**EXERCISE DESCRIPTION**
Go through each line of the records below and count those with the word "title". Give only the count.

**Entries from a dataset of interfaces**
■ ■ ■ ■ ■
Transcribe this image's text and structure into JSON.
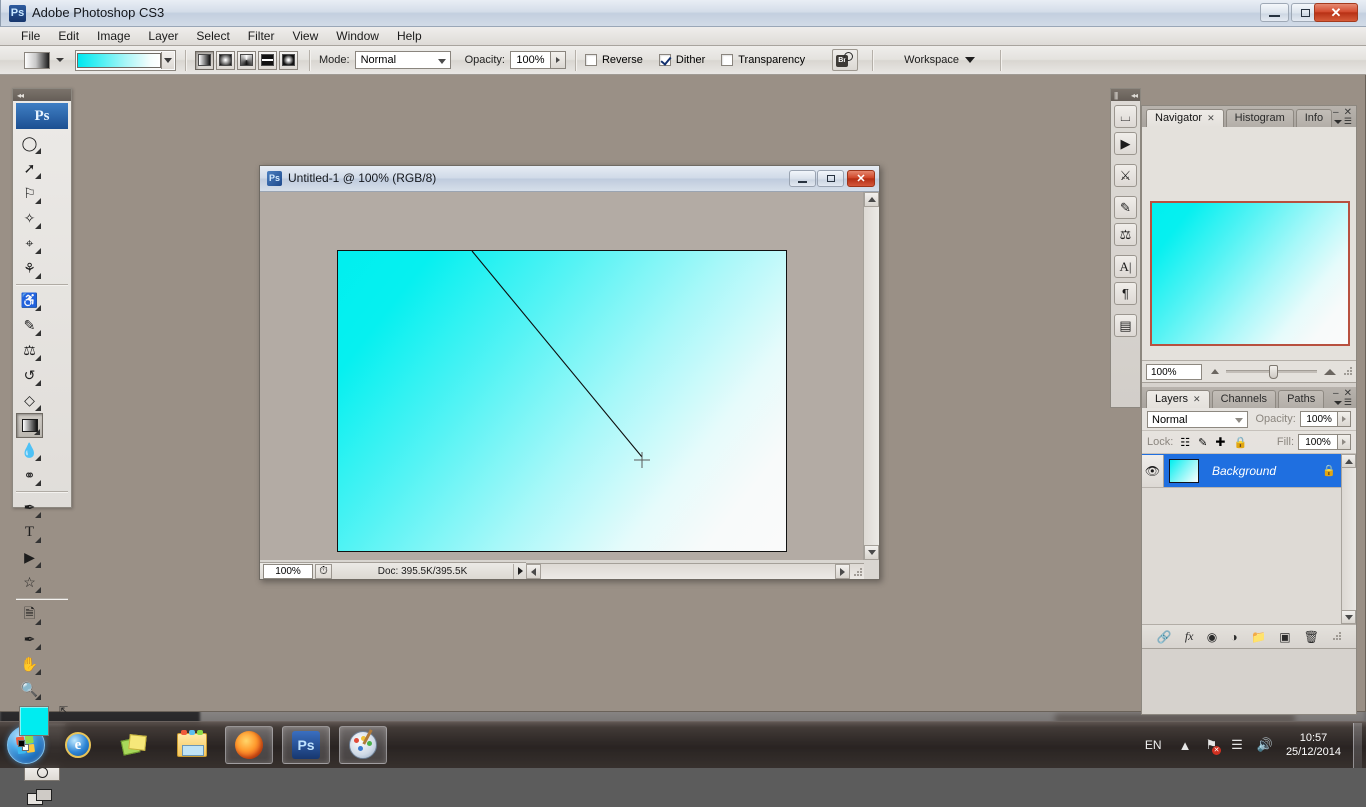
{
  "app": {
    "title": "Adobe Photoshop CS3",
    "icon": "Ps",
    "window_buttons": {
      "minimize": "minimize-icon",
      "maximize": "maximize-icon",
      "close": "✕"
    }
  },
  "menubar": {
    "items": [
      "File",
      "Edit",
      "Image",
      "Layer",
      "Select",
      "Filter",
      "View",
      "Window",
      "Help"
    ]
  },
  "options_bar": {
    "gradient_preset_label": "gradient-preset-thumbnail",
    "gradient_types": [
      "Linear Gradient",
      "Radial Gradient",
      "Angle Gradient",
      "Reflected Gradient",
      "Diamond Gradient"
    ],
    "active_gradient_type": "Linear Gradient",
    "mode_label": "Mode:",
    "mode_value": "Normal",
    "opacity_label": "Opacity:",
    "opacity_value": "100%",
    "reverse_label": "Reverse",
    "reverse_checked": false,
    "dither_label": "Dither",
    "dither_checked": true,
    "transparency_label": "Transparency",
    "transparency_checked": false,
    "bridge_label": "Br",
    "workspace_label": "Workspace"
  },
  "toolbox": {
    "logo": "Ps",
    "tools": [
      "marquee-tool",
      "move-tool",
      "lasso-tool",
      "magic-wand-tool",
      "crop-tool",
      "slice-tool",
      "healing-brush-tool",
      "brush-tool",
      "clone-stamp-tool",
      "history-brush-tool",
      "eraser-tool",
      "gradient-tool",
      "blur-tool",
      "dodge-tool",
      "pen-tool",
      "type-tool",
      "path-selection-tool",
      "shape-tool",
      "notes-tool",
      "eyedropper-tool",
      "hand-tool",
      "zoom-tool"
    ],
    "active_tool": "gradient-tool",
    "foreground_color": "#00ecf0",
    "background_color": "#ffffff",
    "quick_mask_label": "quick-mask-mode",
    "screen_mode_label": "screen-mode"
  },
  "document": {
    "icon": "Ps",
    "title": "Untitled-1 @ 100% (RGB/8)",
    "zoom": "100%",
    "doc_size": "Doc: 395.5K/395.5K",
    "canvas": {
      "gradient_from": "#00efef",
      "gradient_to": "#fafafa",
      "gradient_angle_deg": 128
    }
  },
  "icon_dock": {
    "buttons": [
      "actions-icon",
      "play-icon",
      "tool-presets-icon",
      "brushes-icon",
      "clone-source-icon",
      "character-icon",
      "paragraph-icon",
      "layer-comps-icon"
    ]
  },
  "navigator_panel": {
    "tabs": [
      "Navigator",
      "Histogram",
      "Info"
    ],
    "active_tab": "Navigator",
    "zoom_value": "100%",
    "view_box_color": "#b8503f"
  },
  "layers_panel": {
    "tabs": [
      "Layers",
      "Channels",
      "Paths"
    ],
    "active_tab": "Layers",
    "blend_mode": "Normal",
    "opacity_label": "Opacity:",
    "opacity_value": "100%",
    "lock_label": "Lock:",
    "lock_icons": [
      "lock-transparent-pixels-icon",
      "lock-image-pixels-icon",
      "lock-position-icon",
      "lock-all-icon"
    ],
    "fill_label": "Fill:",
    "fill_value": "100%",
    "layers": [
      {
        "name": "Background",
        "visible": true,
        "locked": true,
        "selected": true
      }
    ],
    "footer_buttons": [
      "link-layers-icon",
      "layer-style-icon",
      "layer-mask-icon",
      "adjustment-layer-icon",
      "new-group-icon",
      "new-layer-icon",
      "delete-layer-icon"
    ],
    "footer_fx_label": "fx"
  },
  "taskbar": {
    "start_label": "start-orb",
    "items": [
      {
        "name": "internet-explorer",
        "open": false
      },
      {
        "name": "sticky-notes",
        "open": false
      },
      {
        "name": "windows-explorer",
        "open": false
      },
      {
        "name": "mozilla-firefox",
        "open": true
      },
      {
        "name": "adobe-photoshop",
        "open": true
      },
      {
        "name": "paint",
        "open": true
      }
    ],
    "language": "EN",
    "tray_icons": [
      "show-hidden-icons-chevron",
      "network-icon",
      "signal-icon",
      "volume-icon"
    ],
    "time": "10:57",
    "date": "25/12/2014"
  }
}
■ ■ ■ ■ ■
**EXPECTED OUTPUT**
2